Task to complete:
Below are the records; pull every line that includes "this".

Information given:
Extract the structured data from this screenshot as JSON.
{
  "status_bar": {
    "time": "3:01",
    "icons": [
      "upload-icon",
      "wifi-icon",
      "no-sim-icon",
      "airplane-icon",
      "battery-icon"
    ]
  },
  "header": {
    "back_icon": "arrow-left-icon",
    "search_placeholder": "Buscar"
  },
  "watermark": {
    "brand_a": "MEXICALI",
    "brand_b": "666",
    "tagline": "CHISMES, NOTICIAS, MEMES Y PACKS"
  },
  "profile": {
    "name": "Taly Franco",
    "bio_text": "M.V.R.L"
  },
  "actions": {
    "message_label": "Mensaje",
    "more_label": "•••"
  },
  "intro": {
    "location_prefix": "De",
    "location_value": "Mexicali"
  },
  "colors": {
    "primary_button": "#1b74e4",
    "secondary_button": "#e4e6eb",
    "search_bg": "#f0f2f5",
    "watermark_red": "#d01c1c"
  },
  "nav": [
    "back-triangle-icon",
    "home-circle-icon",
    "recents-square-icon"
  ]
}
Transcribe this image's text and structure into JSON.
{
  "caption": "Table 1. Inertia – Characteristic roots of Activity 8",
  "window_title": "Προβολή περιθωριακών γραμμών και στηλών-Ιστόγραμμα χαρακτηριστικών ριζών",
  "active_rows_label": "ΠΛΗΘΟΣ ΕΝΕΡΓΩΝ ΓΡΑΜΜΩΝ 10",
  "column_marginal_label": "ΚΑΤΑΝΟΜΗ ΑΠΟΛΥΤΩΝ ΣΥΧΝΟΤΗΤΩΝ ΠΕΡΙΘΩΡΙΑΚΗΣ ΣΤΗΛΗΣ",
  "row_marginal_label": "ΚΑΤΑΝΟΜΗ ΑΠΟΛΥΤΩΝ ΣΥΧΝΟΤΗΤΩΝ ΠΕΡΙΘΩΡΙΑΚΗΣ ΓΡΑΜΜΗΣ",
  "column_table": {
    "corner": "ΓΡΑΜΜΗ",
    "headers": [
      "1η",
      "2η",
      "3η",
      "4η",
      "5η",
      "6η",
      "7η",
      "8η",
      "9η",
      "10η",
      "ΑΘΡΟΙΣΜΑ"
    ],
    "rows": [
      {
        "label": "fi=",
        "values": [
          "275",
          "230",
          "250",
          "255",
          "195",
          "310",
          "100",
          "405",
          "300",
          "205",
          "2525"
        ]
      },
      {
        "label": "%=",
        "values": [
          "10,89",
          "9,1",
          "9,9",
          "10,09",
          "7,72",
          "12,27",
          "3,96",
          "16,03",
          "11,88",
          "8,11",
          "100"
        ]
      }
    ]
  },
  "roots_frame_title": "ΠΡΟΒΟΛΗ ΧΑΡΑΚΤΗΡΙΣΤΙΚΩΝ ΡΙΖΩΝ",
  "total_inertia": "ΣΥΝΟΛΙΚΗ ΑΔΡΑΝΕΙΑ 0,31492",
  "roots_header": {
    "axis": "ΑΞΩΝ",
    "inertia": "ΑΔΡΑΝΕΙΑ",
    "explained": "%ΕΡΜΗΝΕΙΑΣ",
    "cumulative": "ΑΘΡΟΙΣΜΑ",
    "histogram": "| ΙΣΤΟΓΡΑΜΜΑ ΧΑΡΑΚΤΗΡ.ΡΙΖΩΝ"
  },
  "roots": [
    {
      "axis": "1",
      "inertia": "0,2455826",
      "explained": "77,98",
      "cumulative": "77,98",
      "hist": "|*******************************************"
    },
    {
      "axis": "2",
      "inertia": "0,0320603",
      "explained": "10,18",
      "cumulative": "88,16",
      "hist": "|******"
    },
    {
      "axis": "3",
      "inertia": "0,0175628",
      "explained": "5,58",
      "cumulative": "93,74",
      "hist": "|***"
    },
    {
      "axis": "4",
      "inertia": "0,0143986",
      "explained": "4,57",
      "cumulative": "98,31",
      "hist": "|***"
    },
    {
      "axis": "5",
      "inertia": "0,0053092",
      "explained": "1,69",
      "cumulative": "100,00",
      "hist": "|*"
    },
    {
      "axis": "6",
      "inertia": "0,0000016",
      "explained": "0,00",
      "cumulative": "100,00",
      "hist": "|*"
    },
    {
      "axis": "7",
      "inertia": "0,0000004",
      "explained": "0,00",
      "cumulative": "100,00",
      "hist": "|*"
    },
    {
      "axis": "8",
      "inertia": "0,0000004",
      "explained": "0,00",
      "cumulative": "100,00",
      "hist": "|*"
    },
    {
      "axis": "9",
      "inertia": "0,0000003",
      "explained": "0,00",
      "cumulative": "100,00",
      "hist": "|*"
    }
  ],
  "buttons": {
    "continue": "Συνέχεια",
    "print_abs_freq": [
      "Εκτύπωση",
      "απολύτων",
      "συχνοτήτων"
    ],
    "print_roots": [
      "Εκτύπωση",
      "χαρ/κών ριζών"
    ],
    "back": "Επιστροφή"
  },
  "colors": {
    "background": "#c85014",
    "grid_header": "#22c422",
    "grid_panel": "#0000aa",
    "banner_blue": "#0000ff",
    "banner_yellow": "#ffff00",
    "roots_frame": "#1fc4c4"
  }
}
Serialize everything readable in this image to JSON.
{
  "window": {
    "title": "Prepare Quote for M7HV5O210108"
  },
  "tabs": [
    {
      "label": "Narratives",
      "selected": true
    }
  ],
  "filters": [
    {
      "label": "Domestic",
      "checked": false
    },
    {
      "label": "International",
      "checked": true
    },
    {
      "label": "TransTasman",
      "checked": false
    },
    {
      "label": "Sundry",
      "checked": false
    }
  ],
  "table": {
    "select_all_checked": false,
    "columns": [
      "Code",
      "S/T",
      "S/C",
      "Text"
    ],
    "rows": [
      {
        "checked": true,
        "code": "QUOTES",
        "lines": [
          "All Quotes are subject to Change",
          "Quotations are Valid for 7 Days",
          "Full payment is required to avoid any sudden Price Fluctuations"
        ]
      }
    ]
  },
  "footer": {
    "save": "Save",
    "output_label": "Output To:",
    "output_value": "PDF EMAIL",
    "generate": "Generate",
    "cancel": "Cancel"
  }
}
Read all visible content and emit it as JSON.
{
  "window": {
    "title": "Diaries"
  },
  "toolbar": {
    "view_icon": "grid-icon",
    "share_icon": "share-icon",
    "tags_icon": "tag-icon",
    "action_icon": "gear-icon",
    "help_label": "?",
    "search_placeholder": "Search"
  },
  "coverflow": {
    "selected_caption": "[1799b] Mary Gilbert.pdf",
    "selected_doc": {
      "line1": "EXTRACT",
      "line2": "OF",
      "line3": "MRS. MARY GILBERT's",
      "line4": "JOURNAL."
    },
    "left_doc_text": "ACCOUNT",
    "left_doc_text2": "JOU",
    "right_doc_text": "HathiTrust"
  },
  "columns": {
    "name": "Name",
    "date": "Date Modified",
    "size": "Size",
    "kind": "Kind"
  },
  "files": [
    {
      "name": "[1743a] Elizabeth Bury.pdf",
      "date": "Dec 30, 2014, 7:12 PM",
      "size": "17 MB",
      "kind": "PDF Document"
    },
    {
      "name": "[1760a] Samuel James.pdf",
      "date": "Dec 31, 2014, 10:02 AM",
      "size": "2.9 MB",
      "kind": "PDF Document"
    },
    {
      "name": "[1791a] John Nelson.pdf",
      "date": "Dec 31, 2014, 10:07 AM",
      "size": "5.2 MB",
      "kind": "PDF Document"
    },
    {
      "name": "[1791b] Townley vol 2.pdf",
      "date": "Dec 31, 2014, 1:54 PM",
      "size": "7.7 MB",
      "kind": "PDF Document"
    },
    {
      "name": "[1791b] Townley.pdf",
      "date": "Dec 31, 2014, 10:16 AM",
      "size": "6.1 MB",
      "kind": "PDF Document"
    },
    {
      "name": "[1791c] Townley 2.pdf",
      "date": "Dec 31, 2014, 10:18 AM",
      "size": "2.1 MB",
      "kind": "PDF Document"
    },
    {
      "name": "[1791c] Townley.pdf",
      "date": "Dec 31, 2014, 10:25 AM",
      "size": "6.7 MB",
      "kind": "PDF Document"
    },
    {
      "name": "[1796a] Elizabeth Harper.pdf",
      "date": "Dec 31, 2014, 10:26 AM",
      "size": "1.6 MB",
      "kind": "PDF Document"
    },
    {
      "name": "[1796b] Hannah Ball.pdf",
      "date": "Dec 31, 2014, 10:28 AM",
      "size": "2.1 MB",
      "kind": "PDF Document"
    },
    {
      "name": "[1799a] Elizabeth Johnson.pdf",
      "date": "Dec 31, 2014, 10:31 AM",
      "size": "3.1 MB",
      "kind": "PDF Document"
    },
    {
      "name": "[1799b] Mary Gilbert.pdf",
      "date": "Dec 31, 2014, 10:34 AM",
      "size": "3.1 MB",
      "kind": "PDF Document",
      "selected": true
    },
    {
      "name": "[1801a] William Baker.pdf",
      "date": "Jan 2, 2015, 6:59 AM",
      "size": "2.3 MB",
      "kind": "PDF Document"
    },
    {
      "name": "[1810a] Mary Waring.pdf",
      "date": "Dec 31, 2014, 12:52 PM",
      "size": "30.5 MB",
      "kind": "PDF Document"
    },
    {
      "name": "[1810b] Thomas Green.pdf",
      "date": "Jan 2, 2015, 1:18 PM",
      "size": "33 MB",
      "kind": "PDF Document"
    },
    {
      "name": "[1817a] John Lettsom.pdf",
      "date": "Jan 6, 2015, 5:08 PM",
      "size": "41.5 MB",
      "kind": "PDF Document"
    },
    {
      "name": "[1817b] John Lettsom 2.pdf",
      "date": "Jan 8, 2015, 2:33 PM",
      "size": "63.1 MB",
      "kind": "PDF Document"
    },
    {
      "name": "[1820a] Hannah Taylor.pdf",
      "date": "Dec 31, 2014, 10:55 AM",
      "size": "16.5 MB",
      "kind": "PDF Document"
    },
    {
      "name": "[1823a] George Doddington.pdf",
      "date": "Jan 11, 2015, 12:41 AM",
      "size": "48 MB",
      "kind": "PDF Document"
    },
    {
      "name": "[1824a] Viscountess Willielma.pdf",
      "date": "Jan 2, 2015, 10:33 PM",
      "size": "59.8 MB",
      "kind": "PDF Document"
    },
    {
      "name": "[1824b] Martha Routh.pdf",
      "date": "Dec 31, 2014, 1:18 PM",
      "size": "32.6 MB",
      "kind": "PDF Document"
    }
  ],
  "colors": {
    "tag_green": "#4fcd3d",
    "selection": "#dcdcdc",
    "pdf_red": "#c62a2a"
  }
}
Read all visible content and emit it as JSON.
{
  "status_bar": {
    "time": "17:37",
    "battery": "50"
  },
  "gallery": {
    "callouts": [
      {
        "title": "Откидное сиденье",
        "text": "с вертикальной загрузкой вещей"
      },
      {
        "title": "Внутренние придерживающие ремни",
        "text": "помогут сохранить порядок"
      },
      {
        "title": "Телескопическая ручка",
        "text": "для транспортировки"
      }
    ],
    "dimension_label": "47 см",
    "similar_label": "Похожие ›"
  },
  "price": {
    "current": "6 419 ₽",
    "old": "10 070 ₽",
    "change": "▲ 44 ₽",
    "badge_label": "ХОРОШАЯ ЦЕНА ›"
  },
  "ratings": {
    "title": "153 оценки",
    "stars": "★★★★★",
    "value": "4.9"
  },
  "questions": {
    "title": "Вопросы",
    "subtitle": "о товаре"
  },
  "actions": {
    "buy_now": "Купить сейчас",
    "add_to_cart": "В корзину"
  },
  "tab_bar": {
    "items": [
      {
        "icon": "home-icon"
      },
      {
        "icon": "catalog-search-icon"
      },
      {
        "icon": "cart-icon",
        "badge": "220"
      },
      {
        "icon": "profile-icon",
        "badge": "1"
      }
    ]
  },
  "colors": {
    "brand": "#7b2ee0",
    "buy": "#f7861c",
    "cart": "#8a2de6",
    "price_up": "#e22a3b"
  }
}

Expected output:
Extract the structured data from this screenshot as JSON.
Transcribe this image's text and structure into JSON.
Serialize everything readable in this image to JSON.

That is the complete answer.